Saturday, September 2, 2017

Period Ain't the End of Discussion

A few months shy of my thirteenth birthday, I got my period for the first time. When I told my mother, she slapped my face on both cheeks and said, "That's a custom in our family--so your cheeks will always be red."

She then handed me a sanitary napkin and belt and told me what to do. I remember fumbling around, not liking this unwieldy way of dealing with what should have been simple. I also remember we didn't talk about this new wrinkle in my life very much, other than to say it meant I could get pregnant and needed to be careful (whatever that meant).

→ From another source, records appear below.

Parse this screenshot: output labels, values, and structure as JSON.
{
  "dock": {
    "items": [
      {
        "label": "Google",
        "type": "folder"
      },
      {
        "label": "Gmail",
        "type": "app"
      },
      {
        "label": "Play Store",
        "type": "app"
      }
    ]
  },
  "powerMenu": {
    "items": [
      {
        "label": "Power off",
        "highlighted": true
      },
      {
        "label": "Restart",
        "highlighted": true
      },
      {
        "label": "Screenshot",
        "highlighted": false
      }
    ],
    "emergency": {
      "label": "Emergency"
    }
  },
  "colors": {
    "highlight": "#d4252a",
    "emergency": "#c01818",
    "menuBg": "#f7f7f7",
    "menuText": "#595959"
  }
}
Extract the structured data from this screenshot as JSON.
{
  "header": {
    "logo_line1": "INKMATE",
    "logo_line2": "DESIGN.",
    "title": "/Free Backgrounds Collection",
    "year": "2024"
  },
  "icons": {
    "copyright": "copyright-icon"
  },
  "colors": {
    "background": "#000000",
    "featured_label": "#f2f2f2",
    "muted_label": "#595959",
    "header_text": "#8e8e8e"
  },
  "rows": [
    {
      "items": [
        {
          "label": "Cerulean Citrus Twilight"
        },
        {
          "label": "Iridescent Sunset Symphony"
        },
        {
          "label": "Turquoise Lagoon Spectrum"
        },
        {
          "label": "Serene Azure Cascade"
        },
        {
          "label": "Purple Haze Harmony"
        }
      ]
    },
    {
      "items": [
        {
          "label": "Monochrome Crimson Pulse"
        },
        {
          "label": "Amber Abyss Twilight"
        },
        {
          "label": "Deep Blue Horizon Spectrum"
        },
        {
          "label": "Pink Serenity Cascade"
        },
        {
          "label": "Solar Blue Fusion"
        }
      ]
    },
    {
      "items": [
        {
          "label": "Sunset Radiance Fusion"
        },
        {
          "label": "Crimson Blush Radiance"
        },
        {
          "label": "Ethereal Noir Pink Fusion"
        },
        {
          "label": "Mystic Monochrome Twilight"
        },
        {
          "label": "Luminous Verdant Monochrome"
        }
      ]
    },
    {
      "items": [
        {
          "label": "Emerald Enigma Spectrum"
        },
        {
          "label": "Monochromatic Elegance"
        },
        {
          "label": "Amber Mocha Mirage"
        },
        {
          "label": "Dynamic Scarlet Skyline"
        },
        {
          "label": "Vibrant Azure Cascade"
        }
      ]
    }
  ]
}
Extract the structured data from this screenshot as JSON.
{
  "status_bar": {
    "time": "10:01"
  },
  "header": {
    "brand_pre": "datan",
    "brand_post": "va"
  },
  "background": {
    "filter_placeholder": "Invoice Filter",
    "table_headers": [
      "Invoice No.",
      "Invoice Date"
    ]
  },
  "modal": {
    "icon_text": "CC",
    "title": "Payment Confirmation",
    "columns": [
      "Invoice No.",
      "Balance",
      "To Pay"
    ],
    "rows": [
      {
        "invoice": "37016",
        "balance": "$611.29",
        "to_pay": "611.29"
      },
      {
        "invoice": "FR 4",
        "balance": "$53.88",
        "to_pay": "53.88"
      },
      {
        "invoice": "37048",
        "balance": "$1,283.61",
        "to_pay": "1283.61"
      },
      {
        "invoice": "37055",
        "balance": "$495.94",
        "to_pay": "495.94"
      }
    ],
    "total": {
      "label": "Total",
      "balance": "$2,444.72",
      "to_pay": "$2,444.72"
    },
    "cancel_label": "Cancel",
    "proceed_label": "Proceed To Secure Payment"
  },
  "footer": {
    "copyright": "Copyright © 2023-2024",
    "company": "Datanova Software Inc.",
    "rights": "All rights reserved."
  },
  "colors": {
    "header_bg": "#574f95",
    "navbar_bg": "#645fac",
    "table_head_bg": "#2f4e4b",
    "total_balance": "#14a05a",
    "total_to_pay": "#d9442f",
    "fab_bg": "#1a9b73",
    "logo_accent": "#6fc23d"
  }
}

My mother was old school and not versed in talking with her kids about sex, so I had to get most of my information at school or from my older sister and other friends. Luckily my sister was cool about sharing her thoughts and experiences with me, but she was seven years older and it wasn't always easy to track her down.

I'm bringing this up because I would have loved to have more information and support about what Anne Frank used to call her "sweet secret." I'm very glad we are a more open society than we used to be, though I know that in other parts of the world, young girls are not getting information that could help them deal with their sexuality and gender.

I resolved when I grew up I would TALK to my kids frankly about sex, and I hope my son would say I kept that promise. It felt scary at first; he was eight when he first asked me what an orgasm was and I have to say I was not prepared for the question. But I did try to answer him matter of factly and give him age-appropriate information that would at least respond to some, if not all of his questions.

The thing I have that my mother did not was a lot of books (and the internet) and suggestions on how to talk to your child. I wish she had been able to access that because it would have helped us both so much. I do remember feeling happy and excited on the day my first period came; and that at least is an indication that the occasion was a good one. All I know is that it should never be an occasion for shame.

If I had any advice at this point besides being frank and friendly, it would be NOT to slap your kid's cheeks if she tells you she got her period. Her cheeks will be red enough.

If you're looking for help about what to say, I found some posts for you:

Talking to Your Kid About Menstruation

5 Tips for Talking with your Daughter About Her Period

When (and how) to Talk to Your Daughter About Periods

Young girl photo: Igor Gorshkov